I am working on a game that will have a lot of monsters/players in the world and was planning to use UMG for nameplates. If having a lot of them kills performance, what would you recommend I do for these? I think perhaps I should just shove em on the pawns themselves as a plane with mat/texture.
Player doesn’t need to interact with them, they change based on the name, health, mana, level, etc so having them on the pawn makes sense anyway.
Well darn, Nick. You and the team put together all these amazing tools and nobody knows how to use them!
I’ve used to component Widget with a whole bunch of actors and it really only started to hurt performance around the 50th instance on my old laptop. I imagine for Mobile, if it even runs on mobile, will suffer much more quickly.
The method you’re talking about will actually be very performant, but could end up being a lot of work. You can probably get away with instancing a bunch of component Widgets as long as you’re not targeting mobile or using too many.
The most performant method is to set the screen space position of the widget every frame using World to Screen Point, but you don’t get stuff like occlusion out of the box. You’ll have to do some fancy raycasting to figure out whether your player should be able to see the widget and set it to be visible/not visible depending on that, which itself can get expensive. If you don’t care about occlusion though, that’s the way to go.
This may be the best option for me because I’m already doing the ‘fancy raycasting’ for other purposes, if the player can’t see the pawn, it’s not rendered - turning off the nameplate as well would be child’s play
However, since the ‘fancy raycasting’ system isn’t set in stone, it may change and no longer be suitable. Time will tell.
In regards to the jiggling widget, using this method wouldn’t solve that, would it?
Unfortunately not, you’re still going to incur some integer snapping. Or at least, it did for me last time I tried it. I don’t know if there’s some kind of hacky way around this, like some kind of supersampling in which the widget thinks the viewport is a much higher resolution than it is because of course with a higher resolution, you visibly snap less since you have a higher number of pixels to snap to. Maybe Mr. Nick Darnell or another person in UMG can shed some light?
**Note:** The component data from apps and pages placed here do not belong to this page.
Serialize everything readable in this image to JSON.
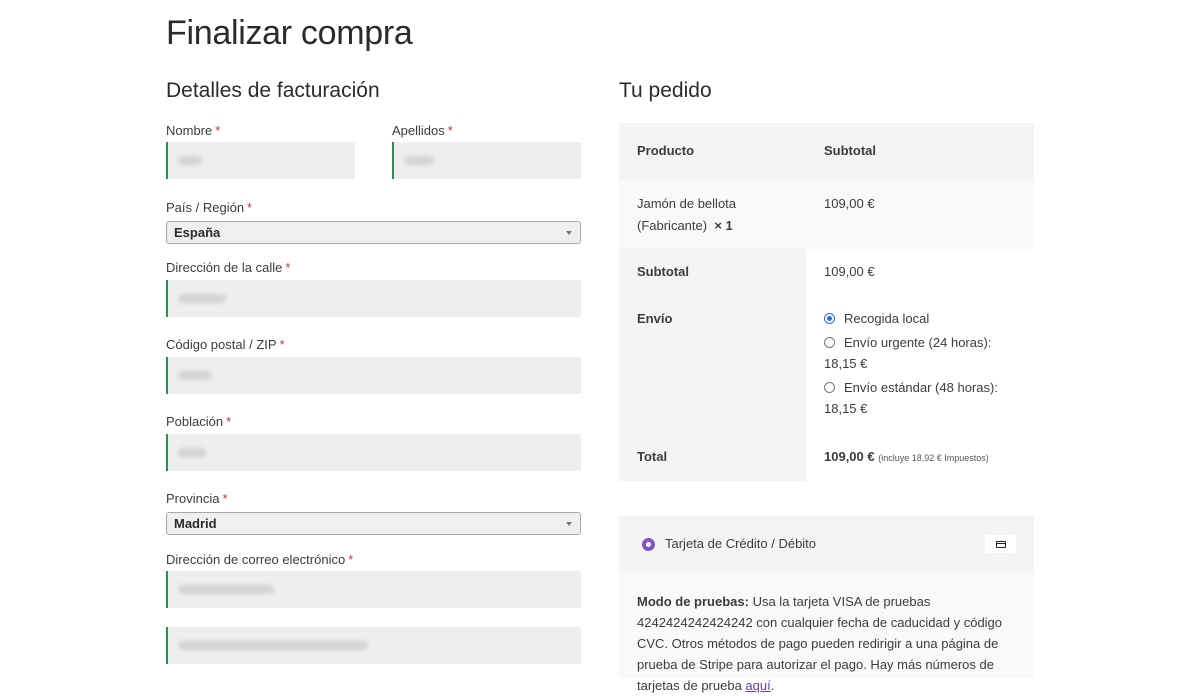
{
  "page": {
    "title": "Finalizar compra"
  },
  "billing": {
    "title": "Detalles de facturación",
    "required_mark": "*",
    "fields": {
      "first_name": {
        "label": "Nombre"
      },
      "last_name": {
        "label": "Apellidos"
      },
      "country": {
        "label": "País / Región",
        "value": "España"
      },
      "street": {
        "label": "Dirección de la calle"
      },
      "postcode": {
        "label": "Código postal / ZIP"
      },
      "city": {
        "label": "Población"
      },
      "province": {
        "label": "Provincia",
        "value": "Madrid"
      },
      "email": {
        "label": "Dirección de correo electrónico"
      }
    }
  },
  "order": {
    "title": "Tu pedido",
    "headers": {
      "product": "Producto",
      "subtotal": "Subtotal"
    },
    "item": {
      "name_line1": "Jamón de bellota",
      "name_line2": "(Fabricante)",
      "qty": "× 1",
      "price": "109,00 €"
    },
    "subtotal": {
      "label": "Subtotal",
      "value": "109,00 €"
    },
    "shipping": {
      "label": "Envío",
      "options": [
        {
          "label": "Recogida local",
          "checked": true
        },
        {
          "label": "Envío urgente (24 horas):",
          "price": "18,15 €",
          "checked": false
        },
        {
          "label": "Envío estándar (48 horas):",
          "price": "18,15 €",
          "checked": false
        }
      ]
    },
    "total": {
      "label": "Total",
      "value": "109,00 €",
      "note": "(incluye 18,92 € Impuestos)"
    }
  },
  "payment": {
    "method": "Tarjeta de Crédito / Débito",
    "icon": "credit-card-icon",
    "test_mode_label": "Modo de pruebas:",
    "test_mode_text": "Usa la tarjeta VISA de pruebas 4242424242424242 con cualquier fecha de caducidad y código CVC. Otros métodos de pago pueden redirigir a una página de prueba de Stripe para autorizar el pago. Hay más números de tarjetas de prueba",
    "link_text": "aquí",
    "end": "."
  },
  "colors": {
    "accent_green": "#2e8b57",
    "radio_blue": "#2a6fd6",
    "pay_purple": "#7e57c2",
    "required_red": "#c0392b"
  }
}
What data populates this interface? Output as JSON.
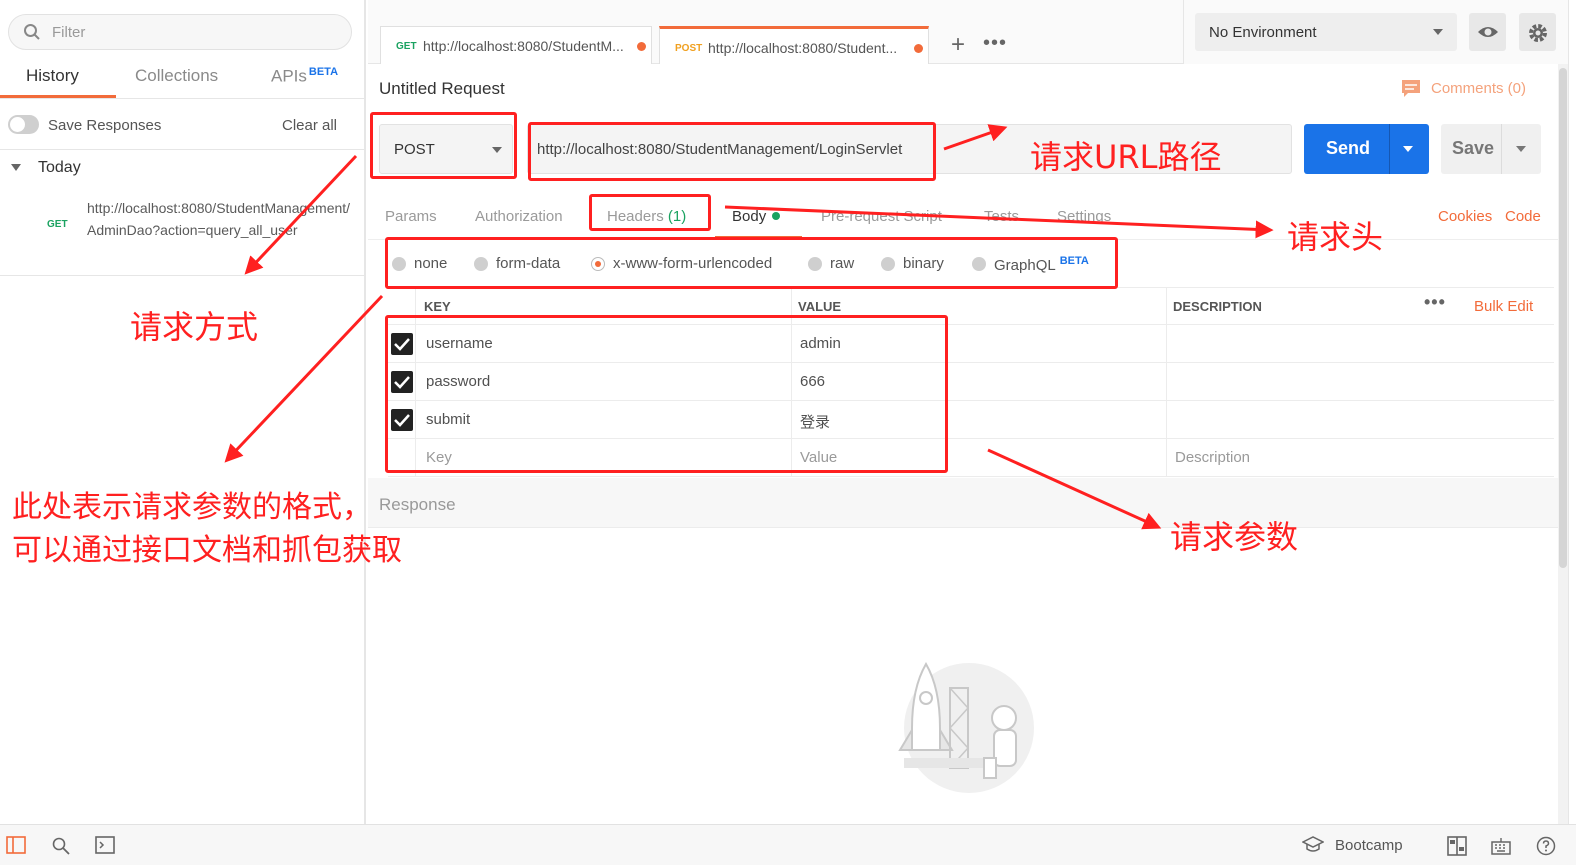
{
  "sidebar": {
    "filter_placeholder": "Filter",
    "tabs": {
      "history": "History",
      "collections": "Collections",
      "apis": "APIs",
      "apis_badge": "BETA"
    },
    "save_responses": "Save Responses",
    "clear_all": "Clear all",
    "group": "Today",
    "history_item": {
      "method": "GET",
      "url": "http://localhost:8080/StudentManagement/AdminDao?action=query_all_user"
    }
  },
  "tabs": [
    {
      "method": "GET",
      "url": "http://localhost:8080/StudentM..."
    },
    {
      "method": "POST",
      "url": "http://localhost:8080/Student..."
    }
  ],
  "environment": "No Environment",
  "request": {
    "title": "Untitled Request",
    "comments": "Comments (0)",
    "method": "POST",
    "url": "http://localhost:8080/StudentManagement/LoginServlet",
    "send": "Send",
    "save": "Save"
  },
  "param_tabs": {
    "params": "Params",
    "authorization": "Authorization",
    "headers": "Headers",
    "headers_count": "(1)",
    "body": "Body",
    "pre_request": "Pre-request Script",
    "tests": "Tests",
    "settings": "Settings",
    "cookies": "Cookies",
    "code": "Code"
  },
  "body_types": {
    "none": "none",
    "form_data": "form-data",
    "urlencoded": "x-www-form-urlencoded",
    "raw": "raw",
    "binary": "binary",
    "graphql": "GraphQL",
    "graphql_badge": "BETA",
    "selected": "x-www-form-urlencoded"
  },
  "table": {
    "headers": {
      "key": "KEY",
      "value": "VALUE",
      "description": "DESCRIPTION",
      "bulk_edit": "Bulk Edit"
    },
    "rows": [
      {
        "key": "username",
        "value": "admin",
        "checked": true
      },
      {
        "key": "password",
        "value": "666",
        "checked": true
      },
      {
        "key": "submit",
        "value": "登录",
        "checked": true
      }
    ],
    "placeholder": {
      "key": "Key",
      "value": "Value",
      "description": "Description"
    }
  },
  "response_label": "Response",
  "statusbar": {
    "bootcamp": "Bootcamp"
  },
  "annotations": {
    "url_path": "请求URL路径",
    "headers": "请求头",
    "method": "请求方式",
    "format_line1": "此处表示请求参数的格式，",
    "format_line2": "可以通过接口文档和抓包获取",
    "params": "请求参数"
  },
  "colors": {
    "accent": "#f26b3a",
    "primary": "#1a73e8",
    "annotation": "#ff2020",
    "success": "#1aa260"
  }
}
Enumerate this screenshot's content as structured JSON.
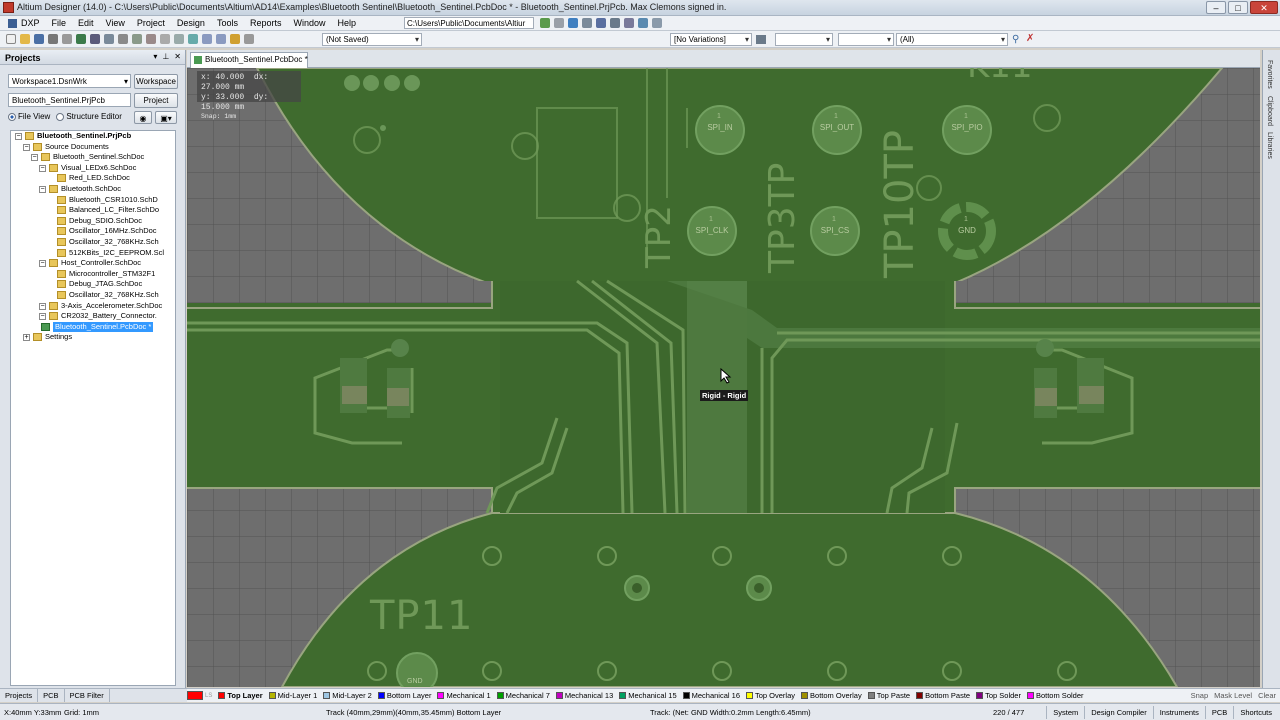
{
  "window": {
    "title": "Altium Designer (14.0) - C:\\Users\\Public\\Documents\\Altium\\AD14\\Examples\\Bluetooth Sentinel\\Bluetooth_Sentinel.PcbDoc * - Bluetooth_Sentinel.PrjPcb. Max Clemons signed in."
  },
  "menu": {
    "items": [
      "DXP",
      "File",
      "Edit",
      "View",
      "Project",
      "Design",
      "Tools",
      "Reports",
      "Window",
      "Help"
    ],
    "path": "C:\\Users\\Public\\Documents\\Altiur"
  },
  "toolbar": {
    "saved_state": "(Not Saved)",
    "variations": "[No Variations]",
    "filter": "(All)"
  },
  "projects_panel": {
    "title": "Projects",
    "workspace": "Workspace1.DsnWrk",
    "workspace_button": "Workspace",
    "project": "Bluetooth_Sentinel.PrjPcb",
    "project_button": "Project",
    "file_view": "File View",
    "structure_editor": "Structure Editor",
    "tree": [
      {
        "label": "Bluetooth_Sentinel.PrjPcb",
        "level": 0,
        "type": "proj",
        "bold": true
      },
      {
        "label": "Source Documents",
        "level": 1,
        "type": "folder"
      },
      {
        "label": "Bluetooth_Sentinel.SchDoc",
        "level": 2,
        "type": "folder"
      },
      {
        "label": "Visual_LEDx6.SchDoc",
        "level": 3,
        "type": "folder"
      },
      {
        "label": "Red_LED.SchDoc",
        "level": 4,
        "type": "folder"
      },
      {
        "label": "Bluetooth.SchDoc",
        "level": 3,
        "type": "folder"
      },
      {
        "label": "Bluetooth_CSR1010.SchD",
        "level": 4,
        "type": "folder"
      },
      {
        "label": "Balanced_LC_Filter.SchDo",
        "level": 4,
        "type": "folder"
      },
      {
        "label": "Debug_SDIO.SchDoc",
        "level": 4,
        "type": "folder"
      },
      {
        "label": "Oscillator_16MHz.SchDoc",
        "level": 4,
        "type": "folder"
      },
      {
        "label": "Oscillator_32_768KHz.Sch",
        "level": 4,
        "type": "folder"
      },
      {
        "label": "512KBits_I2C_EEPROM.Scl",
        "level": 4,
        "type": "folder"
      },
      {
        "label": "Host_Controller.SchDoc",
        "level": 3,
        "type": "folder"
      },
      {
        "label": "Microcontroller_STM32F1",
        "level": 4,
        "type": "folder"
      },
      {
        "label": "Debug_JTAG.SchDoc",
        "level": 4,
        "type": "folder"
      },
      {
        "label": "Oscillator_32_768KHz.Sch",
        "level": 4,
        "type": "folder"
      },
      {
        "label": "3-Axis_Accelerometer.SchDoc",
        "level": 3,
        "type": "folder"
      },
      {
        "label": "CR2032_Battery_Connector.",
        "level": 3,
        "type": "folder"
      },
      {
        "label": "Bluetooth_Sentinel.PcbDoc *",
        "level": 2,
        "type": "pcb",
        "selected": true
      },
      {
        "label": "Settings",
        "level": 1,
        "type": "folder"
      }
    ]
  },
  "document_tab": "Bluetooth_Sentinel.PcbDoc *",
  "coords": {
    "x": "x: 40.000",
    "dx": "dx: 27.000  mm",
    "y": "y: 33.000",
    "dy": "dy: 15.000  mm",
    "snap": "Snap: 1mm"
  },
  "pcb_labels": {
    "tooltip": "Rigid - Rigid",
    "tp11": "TP11",
    "tp10": "TP10TP",
    "tp2": "TP2",
    "tp3": "TP3TP",
    "k11": "K11",
    "pads": [
      "SPI_IN",
      "SPI_OUT",
      "SPI_PIO",
      "SPI_CLK",
      "SPI_CS",
      "GND",
      "GND"
    ],
    "pad_number": "1"
  },
  "right_panels": [
    "Favorites",
    "Clipboard",
    "Libraries"
  ],
  "bottom_tabs": [
    "Projects",
    "PCB",
    "PCB Filter"
  ],
  "layers": [
    {
      "name": "LS",
      "color": "#ff0000"
    },
    {
      "name": "Top Layer",
      "color": "#ff0000",
      "active": true
    },
    {
      "name": "Mid-Layer 1",
      "color": "#b5b500"
    },
    {
      "name": "Mid-Layer 2",
      "color": "#9ec6e2"
    },
    {
      "name": "Bottom Layer",
      "color": "#0000ff"
    },
    {
      "name": "Mechanical 1",
      "color": "#ff00ff"
    },
    {
      "name": "Mechanical 7",
      "color": "#00a000"
    },
    {
      "name": "Mechanical 13",
      "color": "#c000c0"
    },
    {
      "name": "Mechanical 15",
      "color": "#00a060"
    },
    {
      "name": "Mechanical 16",
      "color": "#000000"
    },
    {
      "name": "Top Overlay",
      "color": "#ffff00"
    },
    {
      "name": "Bottom Overlay",
      "color": "#a09000"
    },
    {
      "name": "Top Paste",
      "color": "#808080"
    },
    {
      "name": "Bottom Paste",
      "color": "#800000"
    },
    {
      "name": "Top Solder",
      "color": "#800080"
    },
    {
      "name": "Bottom Solder",
      "color": "#ff00ff"
    }
  ],
  "layer_tail": [
    "Snap",
    "Mask Level",
    "Clear"
  ],
  "status": {
    "cursor": "X:40mm Y:33mm",
    "grid": "Grid: 1mm",
    "track": "Track (40mm,29mm)(40mm,35.45mm) Bottom Layer",
    "track_info": "Track: (Net: GND Width:0.2mm Length:6.45mm)",
    "count": "220 / 477",
    "tabs": [
      "System",
      "Design Compiler",
      "Instruments",
      "PCB",
      "Shortcuts"
    ]
  }
}
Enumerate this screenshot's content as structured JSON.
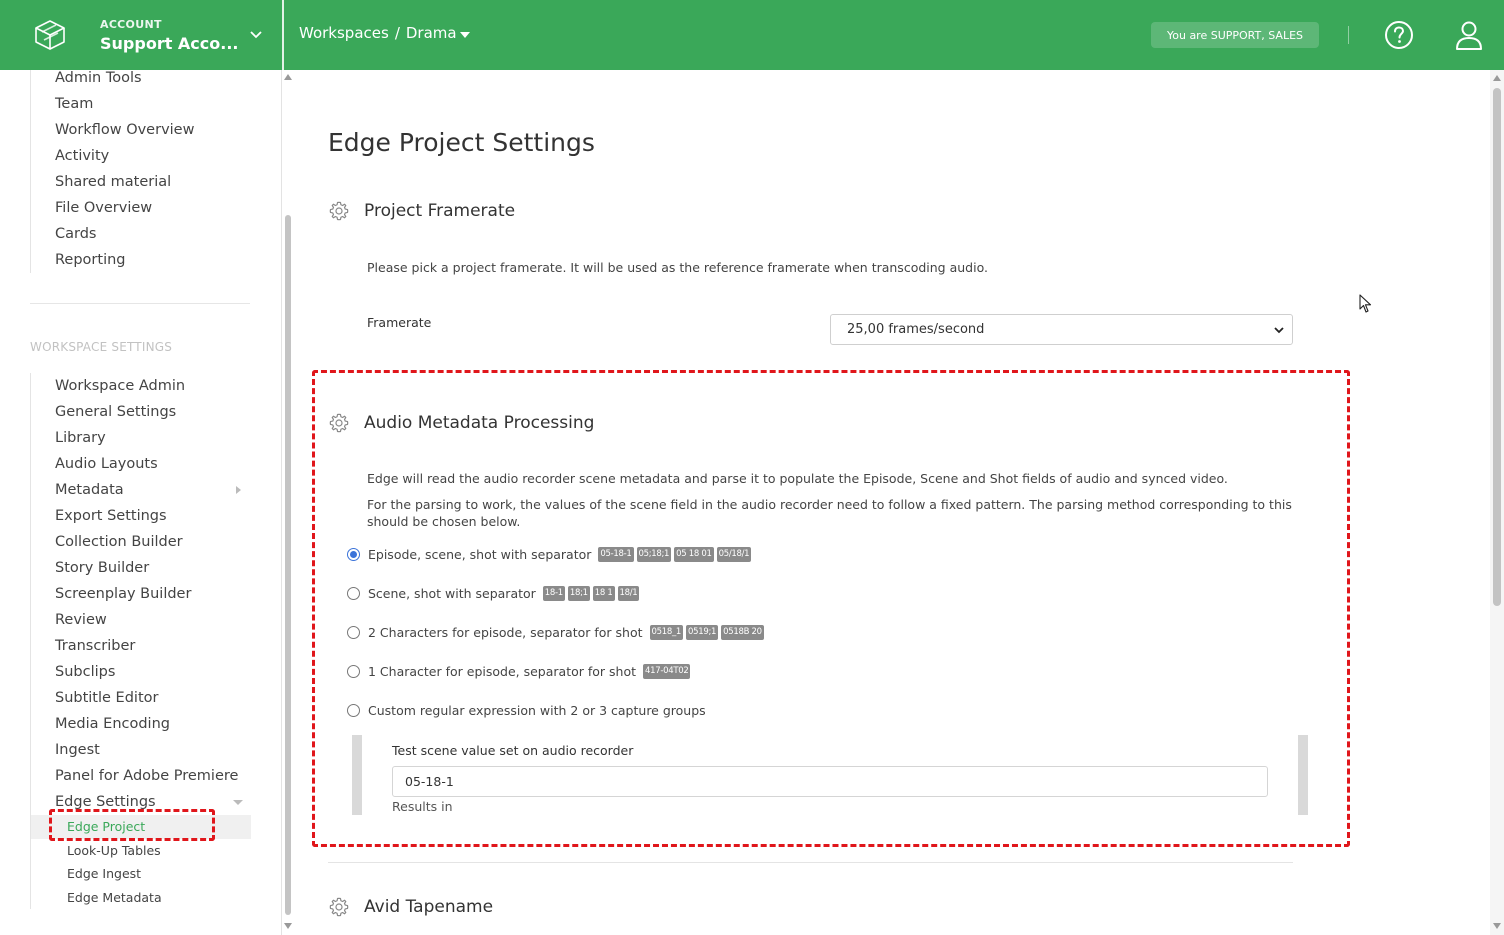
{
  "topbar": {
    "account_label": "ACCOUNT",
    "account_name": "Support Acco...",
    "breadcrumb_root": "Workspaces",
    "breadcrumb_sep": "/",
    "breadcrumb_current": "Drama",
    "role_badge": "You are SUPPORT, SALES",
    "brand_color": "#3aa859"
  },
  "sidebar": {
    "top_items": [
      "Admin Tools",
      "Team",
      "Workflow Overview",
      "Activity",
      "Shared material",
      "File Overview",
      "Cards",
      "Reporting"
    ],
    "workspace_heading": "WORKSPACE SETTINGS",
    "workspace_items": [
      "Workspace Admin",
      "General Settings",
      "Library",
      "Audio Layouts",
      "Metadata",
      "Export Settings",
      "Collection Builder",
      "Story Builder",
      "Screenplay Builder",
      "Review",
      "Transcriber",
      "Subclips",
      "Subtitle Editor",
      "Media Encoding",
      "Ingest",
      "Panel for Adobe Premiere",
      "Edge Settings"
    ],
    "edge_sub_items": [
      "Edge Project",
      "Look-Up Tables",
      "Edge Ingest",
      "Edge Metadata"
    ],
    "active_item": "Edge Project"
  },
  "main": {
    "page_title": "Edge Project Settings",
    "framerate_section": {
      "title": "Project Framerate",
      "description": "Please pick a project framerate. It will be used as the reference framerate when transcoding audio.",
      "field_label": "Framerate",
      "selected_value": "25,00 frames/second"
    },
    "audio_section": {
      "title": "Audio Metadata Processing",
      "description_1": "Edge will read the audio recorder scene metadata and parse it to populate the Episode, Scene and Shot fields of audio and synced video.",
      "description_2": "For the parsing to work, the values of the scene field in the audio recorder need to follow a fixed pattern. The parsing method corresponding to this should be chosen below.",
      "options": [
        {
          "label": "Episode, scene, shot with separator",
          "examples": [
            "05-18-1",
            "05;18;1",
            "05 18 01",
            "05/18/1"
          ],
          "selected": true
        },
        {
          "label": "Scene, shot with separator",
          "examples": [
            "18-1",
            "18;1",
            "18 1",
            "18/1"
          ],
          "selected": false
        },
        {
          "label": "2 Characters for episode, separator for shot",
          "examples": [
            "0518_1",
            "0519;1",
            "0518B 20"
          ],
          "selected": false
        },
        {
          "label": "1 Character for episode, separator for shot",
          "examples": [
            "417-04T02"
          ],
          "selected": false
        },
        {
          "label": "Custom regular expression with 2 or 3 capture groups",
          "examples": [],
          "selected": false
        }
      ],
      "test_label": "Test scene value set on audio recorder",
      "test_value": "05-18-1",
      "results_label": "Results in"
    },
    "tapename_section": {
      "title": "Avid Tapename"
    }
  },
  "annotation_color": "#e0161b",
  "radio_color": "#3b73d9"
}
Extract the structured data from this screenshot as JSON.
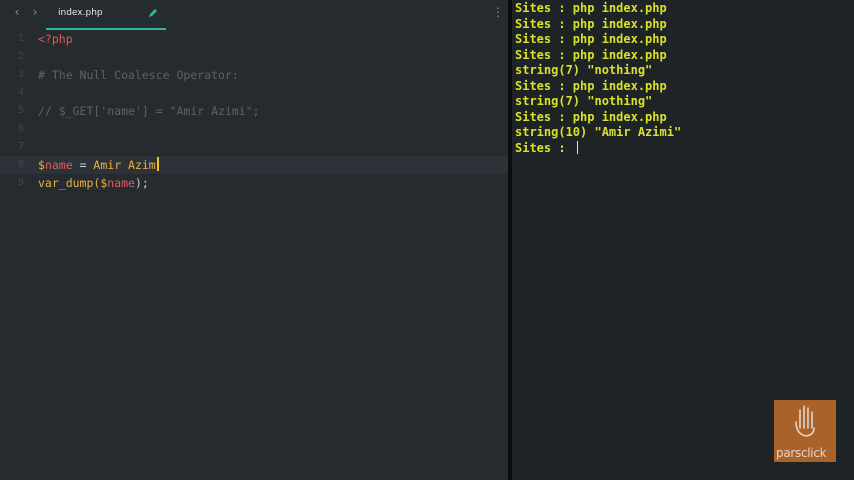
{
  "editor": {
    "tab": {
      "filename": "index.php"
    },
    "lines": [
      {
        "num": "1",
        "text": "<?php"
      },
      {
        "num": "2",
        "text": ""
      },
      {
        "num": "3",
        "text": "# The Null Coalesce Operator:"
      },
      {
        "num": "4",
        "text": ""
      },
      {
        "num": "5",
        "text": "// $_GET['name'] = \"Amir Azimi\";"
      },
      {
        "num": "6",
        "text": ""
      },
      {
        "num": "7",
        "text": ""
      },
      {
        "num": "8",
        "dollar": "$",
        "var": "name",
        "op": " = ",
        "value": "Amir Azim"
      },
      {
        "num": "9",
        "func": "var_dump(",
        "dollar": "$",
        "var": "name",
        "end": ");"
      }
    ]
  },
  "terminal": {
    "lines": [
      "Sites : php index.php",
      "Sites : php index.php",
      "Sites : php index.php",
      "Sites : php index.php",
      "string(7) \"nothing\"",
      "Sites : php index.php",
      "string(7) \"nothing\"",
      "Sites : php index.php",
      "string(10) \"Amir Azimi\"",
      "Sites : "
    ]
  },
  "watermark": {
    "text": "parsclick"
  },
  "icons": {
    "back": "chevron-left-icon",
    "forward": "chevron-right-icon",
    "edit": "pencil-icon",
    "more": "more-vertical-icon"
  },
  "colors": {
    "editor_bg": "#262b30",
    "terminal_bg": "#1e2326",
    "tab_accent": "#2fb89c",
    "terminal_text": "#d8e22a",
    "cursor": "#f0c420"
  }
}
Disclaimer: It’s also possible I have no idea what I’m talking about.